• **RECORD EXTRACTS**:

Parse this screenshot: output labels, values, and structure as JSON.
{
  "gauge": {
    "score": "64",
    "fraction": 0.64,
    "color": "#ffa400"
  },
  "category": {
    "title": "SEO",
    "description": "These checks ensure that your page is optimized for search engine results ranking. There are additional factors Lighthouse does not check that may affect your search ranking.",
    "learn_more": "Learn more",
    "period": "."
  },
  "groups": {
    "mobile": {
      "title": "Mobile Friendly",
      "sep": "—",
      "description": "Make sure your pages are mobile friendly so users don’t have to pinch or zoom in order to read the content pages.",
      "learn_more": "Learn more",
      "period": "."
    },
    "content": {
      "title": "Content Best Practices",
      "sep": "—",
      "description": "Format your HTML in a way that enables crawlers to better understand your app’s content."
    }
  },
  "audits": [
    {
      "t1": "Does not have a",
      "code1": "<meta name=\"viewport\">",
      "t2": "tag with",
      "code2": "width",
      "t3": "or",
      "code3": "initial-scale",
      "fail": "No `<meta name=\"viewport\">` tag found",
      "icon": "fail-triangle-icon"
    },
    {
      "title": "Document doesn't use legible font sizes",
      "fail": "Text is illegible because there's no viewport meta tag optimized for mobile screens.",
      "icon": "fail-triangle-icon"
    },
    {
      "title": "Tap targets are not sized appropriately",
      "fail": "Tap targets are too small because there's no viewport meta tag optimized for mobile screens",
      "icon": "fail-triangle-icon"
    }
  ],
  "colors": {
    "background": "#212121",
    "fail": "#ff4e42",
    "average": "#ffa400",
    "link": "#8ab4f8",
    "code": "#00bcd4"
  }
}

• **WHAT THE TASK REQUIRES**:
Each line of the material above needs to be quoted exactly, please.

• **RESPONSE BOX**:
Parse this screenshot: output labels, values, and structure as JSON.
{
  "gauge": {
    "score": "64",
    "fraction": 0.64,
    "color": "#ffa400"
  },
  "category": {
    "title": "SEO",
    "description": "These checks ensure that your page is optimized for search engine results ranking. There are additional factors Lighthouse does not check that may affect your search ranking.",
    "learn_more": "Learn more",
    "period": "."
  },
  "groups": {
    "mobile": {
      "title": "Mobile Friendly",
      "sep": "—",
      "description": "Make sure your pages are mobile friendly so users don’t have to pinch or zoom in order to read the content pages.",
      "learn_more": "Learn more",
      "period": "."
    },
    "content": {
      "title": "Content Best Practices",
      "sep": "—",
      "description": "Format your HTML in a way that enables crawlers to better understand your app’s content."
    }
  },
  "audits": [
    {
      "t1": "Does not have a",
      "code1": "<meta name=\"viewport\">",
      "t2": "tag with",
      "code2": "width",
      "t3": "or",
      "code3": "initial-scale",
      "fail": "No `<meta name=\"viewport\">` tag found",
      "icon": "fail-triangle-icon"
    },
    {
      "title": "Document doesn't use legible font sizes",
      "fail": "Text is illegible because there's no viewport meta tag optimized for mobile screens.",
      "icon": "fail-triangle-icon"
    },
    {
      "title": "Tap targets are not sized appropriately",
      "fail": "Tap targets are too small because there's no viewport meta tag optimized for mobile screens",
      "icon": "fail-triangle-icon"
    }
  ],
  "colors": {
    "background": "#212121",
    "fail": "#ff4e42",
    "average": "#ffa400",
    "link": "#8ab4f8",
    "code": "#00bcd4"
  }
}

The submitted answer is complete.